» **Brief**: From the entries below, list each line with "value".

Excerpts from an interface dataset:
□ □ □ □
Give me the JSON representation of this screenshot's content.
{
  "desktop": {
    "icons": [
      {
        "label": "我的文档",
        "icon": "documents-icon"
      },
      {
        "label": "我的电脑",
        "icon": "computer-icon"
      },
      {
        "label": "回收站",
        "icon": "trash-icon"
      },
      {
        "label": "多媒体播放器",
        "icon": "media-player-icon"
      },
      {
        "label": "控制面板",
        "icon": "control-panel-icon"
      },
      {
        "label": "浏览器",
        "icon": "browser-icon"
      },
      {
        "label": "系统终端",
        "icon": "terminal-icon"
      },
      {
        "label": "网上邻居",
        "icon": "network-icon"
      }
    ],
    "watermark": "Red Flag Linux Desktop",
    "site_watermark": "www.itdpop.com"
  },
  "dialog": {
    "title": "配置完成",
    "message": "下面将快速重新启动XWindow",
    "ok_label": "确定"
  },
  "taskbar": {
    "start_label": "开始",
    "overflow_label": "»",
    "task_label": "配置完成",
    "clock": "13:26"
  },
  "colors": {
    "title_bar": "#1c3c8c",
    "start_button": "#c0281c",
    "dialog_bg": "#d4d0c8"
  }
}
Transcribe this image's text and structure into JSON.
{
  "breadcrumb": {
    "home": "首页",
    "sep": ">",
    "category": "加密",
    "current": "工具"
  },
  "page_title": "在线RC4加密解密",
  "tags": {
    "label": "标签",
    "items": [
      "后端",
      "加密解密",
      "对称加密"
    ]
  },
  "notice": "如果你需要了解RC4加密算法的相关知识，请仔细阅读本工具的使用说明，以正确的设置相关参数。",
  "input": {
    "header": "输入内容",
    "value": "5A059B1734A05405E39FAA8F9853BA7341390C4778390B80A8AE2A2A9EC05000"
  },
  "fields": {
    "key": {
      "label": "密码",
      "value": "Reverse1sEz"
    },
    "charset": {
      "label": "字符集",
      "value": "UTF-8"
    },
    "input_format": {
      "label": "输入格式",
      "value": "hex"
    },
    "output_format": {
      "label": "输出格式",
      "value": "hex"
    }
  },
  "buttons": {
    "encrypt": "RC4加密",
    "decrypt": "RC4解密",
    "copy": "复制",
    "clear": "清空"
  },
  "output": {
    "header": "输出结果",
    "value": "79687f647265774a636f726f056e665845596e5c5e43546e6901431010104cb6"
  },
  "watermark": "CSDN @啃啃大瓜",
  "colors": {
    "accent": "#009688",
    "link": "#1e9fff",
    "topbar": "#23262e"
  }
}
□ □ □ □
» **Task result**:
    "value": "5A059B1734A05405E39FAA8F9853BA7341390C4778390B80A8AE2A2A9EC05000"
      "value": "Reverse1sEz"
      "value": "UTF-8"
      "value": "hex"
      "value": "hex"
    "value": "79687f647265774a636f726f056e665845596e5c5e43546e6901431010104cb6"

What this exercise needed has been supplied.